Over the years, Independence Day has become an important national holiday in the United States, and is celebrated with a wide range of patriotic traditions and activities. These include parades, fireworks, barbecues, and other celebrations that are held in communities across the country.

Independence Day is a time for Americans to come together and celebrate the nation's history, values, and freedoms, and to reaffirm their commitment to the ideals of democracy and liberty.


Interesting Independance Day Facts

Here are some not so well known facts about Independance Day that might surprise you:

Independence Day was not originally celebrated on July 4th

While July 4th is now widely recognized as Independence Day in the United States, this was not always the case. In fact, the Declaration of Independence was not officially signed until August 2nd, 1776.

It wasn't until July 4th, 1777, that Independence Day was first celebrated with a public reading of the Declaration of Independence and the firing of 13 cannon shots in honor of the 13 colonies. It wasn't until the early 20th century that Independence Day became a nationally recognized holiday in the United States.

Independence Day was not recognized as a federal holiday until 1941

While Independence Day has been celebrated in the United States for more than 200 years, it was not recognized as a federal holiday until 1941.

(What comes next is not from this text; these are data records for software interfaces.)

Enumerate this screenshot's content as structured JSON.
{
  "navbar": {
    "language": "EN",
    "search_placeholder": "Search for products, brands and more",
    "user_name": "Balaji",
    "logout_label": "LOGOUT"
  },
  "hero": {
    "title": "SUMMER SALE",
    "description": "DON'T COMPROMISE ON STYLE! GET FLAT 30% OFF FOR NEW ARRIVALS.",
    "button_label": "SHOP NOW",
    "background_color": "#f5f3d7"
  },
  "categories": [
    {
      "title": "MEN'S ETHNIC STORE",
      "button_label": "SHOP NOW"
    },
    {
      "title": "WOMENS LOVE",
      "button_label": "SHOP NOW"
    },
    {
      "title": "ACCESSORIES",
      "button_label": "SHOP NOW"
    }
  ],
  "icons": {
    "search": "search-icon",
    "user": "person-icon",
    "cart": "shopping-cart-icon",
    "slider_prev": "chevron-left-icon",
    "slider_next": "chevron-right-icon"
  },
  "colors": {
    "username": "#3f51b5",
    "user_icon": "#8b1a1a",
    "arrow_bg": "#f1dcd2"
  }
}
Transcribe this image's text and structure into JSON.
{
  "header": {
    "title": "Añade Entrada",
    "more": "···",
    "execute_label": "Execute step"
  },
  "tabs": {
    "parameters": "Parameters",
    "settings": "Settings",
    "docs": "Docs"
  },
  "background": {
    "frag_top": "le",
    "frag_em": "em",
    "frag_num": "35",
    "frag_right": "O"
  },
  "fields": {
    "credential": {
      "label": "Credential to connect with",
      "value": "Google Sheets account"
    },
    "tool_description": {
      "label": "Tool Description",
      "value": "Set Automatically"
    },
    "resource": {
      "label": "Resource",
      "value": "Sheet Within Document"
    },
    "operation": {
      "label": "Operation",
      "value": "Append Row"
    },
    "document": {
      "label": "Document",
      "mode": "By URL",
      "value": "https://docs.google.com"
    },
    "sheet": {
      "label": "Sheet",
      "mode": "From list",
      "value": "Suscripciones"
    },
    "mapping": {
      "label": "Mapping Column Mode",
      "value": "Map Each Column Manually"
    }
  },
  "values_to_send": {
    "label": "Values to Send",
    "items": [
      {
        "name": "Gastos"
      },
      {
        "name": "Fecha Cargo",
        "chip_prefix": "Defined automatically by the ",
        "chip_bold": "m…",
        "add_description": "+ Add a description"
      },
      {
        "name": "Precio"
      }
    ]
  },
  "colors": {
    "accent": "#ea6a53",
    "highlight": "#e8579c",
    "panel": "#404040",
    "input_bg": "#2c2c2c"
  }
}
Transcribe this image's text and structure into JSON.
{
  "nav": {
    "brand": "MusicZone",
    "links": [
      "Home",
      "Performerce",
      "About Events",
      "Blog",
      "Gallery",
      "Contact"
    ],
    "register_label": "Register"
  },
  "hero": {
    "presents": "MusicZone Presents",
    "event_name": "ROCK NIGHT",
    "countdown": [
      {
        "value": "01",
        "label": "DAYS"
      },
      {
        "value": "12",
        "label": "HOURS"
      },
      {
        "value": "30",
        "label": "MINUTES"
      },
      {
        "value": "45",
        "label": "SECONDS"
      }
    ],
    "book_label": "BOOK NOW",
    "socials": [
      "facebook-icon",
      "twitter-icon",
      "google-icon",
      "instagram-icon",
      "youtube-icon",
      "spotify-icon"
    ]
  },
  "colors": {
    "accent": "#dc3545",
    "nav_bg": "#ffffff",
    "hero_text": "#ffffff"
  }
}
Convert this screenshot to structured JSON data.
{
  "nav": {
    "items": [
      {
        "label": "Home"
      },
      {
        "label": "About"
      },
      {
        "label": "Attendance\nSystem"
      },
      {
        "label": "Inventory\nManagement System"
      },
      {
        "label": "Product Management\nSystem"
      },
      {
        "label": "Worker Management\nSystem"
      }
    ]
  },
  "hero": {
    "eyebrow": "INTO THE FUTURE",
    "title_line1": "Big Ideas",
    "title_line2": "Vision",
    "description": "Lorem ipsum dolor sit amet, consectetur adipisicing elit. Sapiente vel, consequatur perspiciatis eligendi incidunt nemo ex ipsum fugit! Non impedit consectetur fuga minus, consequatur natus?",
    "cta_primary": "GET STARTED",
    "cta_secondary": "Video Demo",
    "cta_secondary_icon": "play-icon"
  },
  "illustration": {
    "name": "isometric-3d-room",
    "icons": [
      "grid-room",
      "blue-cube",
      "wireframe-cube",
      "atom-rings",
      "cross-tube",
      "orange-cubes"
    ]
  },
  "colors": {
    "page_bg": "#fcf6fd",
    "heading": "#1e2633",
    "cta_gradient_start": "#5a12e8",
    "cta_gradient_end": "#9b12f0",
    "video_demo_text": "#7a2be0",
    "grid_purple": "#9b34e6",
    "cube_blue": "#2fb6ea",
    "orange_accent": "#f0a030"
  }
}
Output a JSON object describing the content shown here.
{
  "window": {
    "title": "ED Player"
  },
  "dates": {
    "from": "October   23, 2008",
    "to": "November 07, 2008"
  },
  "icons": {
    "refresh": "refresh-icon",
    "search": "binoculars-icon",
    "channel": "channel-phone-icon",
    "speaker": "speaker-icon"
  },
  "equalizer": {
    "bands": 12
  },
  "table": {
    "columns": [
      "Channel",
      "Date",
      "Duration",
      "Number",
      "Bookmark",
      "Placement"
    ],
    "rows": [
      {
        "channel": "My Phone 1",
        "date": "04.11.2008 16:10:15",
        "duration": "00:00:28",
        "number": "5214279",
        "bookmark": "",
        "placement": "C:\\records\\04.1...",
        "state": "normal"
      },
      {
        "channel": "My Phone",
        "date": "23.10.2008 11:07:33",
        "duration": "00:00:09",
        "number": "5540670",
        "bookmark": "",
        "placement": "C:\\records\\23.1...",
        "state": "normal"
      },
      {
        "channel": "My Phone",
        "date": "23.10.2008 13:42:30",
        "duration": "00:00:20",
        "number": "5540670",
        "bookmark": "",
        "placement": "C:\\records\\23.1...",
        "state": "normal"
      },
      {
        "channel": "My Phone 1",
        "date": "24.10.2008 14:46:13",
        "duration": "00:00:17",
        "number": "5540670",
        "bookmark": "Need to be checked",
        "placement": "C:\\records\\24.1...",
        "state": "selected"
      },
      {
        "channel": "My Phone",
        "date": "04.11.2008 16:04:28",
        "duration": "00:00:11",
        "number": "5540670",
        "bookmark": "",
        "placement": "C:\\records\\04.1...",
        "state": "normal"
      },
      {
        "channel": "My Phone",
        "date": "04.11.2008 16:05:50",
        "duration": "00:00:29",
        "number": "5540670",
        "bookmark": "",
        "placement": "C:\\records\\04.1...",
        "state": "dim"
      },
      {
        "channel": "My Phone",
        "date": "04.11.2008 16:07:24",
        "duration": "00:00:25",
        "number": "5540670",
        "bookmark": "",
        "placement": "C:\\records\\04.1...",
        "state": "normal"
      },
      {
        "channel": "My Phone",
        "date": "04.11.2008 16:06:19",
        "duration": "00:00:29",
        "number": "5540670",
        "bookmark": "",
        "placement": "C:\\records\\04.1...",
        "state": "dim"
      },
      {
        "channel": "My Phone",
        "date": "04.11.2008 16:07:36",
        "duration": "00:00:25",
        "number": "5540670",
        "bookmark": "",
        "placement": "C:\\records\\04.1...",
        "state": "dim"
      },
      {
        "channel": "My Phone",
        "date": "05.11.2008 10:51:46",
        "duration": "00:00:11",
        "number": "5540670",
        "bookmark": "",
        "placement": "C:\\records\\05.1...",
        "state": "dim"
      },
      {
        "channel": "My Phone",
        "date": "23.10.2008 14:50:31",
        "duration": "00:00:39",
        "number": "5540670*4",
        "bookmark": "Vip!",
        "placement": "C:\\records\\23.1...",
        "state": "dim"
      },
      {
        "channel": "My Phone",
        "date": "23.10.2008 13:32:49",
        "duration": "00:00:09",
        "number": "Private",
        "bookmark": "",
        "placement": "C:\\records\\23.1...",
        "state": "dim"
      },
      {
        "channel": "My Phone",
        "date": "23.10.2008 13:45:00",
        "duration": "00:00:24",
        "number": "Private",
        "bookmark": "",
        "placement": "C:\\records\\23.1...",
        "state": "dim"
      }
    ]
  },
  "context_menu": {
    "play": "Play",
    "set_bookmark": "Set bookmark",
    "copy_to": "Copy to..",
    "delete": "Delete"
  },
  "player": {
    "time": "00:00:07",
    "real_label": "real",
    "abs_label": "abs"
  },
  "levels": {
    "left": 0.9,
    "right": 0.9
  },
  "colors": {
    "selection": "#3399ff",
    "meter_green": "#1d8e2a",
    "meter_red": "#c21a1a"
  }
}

Prior to this, Independence Day was celebrated on a state and local level, with individual states and cities deciding whether or not to recognize the holiday. In 1941, President Franklin D. Roosevelt signed a bill into law making Independence Day a federal holiday.

The Declaration of Independence was not signed by all of the founding fathers at the same time

While the Declaration of Independence is often associated with the signing of a single document by all of the founding fathers, this was not the case.

In reality, the Declaration of Independence was signed by 56 different individuals, and the signing of the document took place over a period of several months. The first signature was added on July 4th, 1776, and the last signature was not added until nearly five months later, on November 3rd, 1776.

The Declaration of Independence was not the first document to declare independence from Great Britain

While the Declaration of Independence is widely regarded as the document that officially declared the independence of the United States from Great Britain, it was not the first such document.

In fact, several colonies, including Virginia and South Carolina, had already declared their independence from Great Britain prior to the signing of the Declaration of Independence. The Declaration of Independence was, however, the first document to declare the independence of all 13 colonies as a united nation.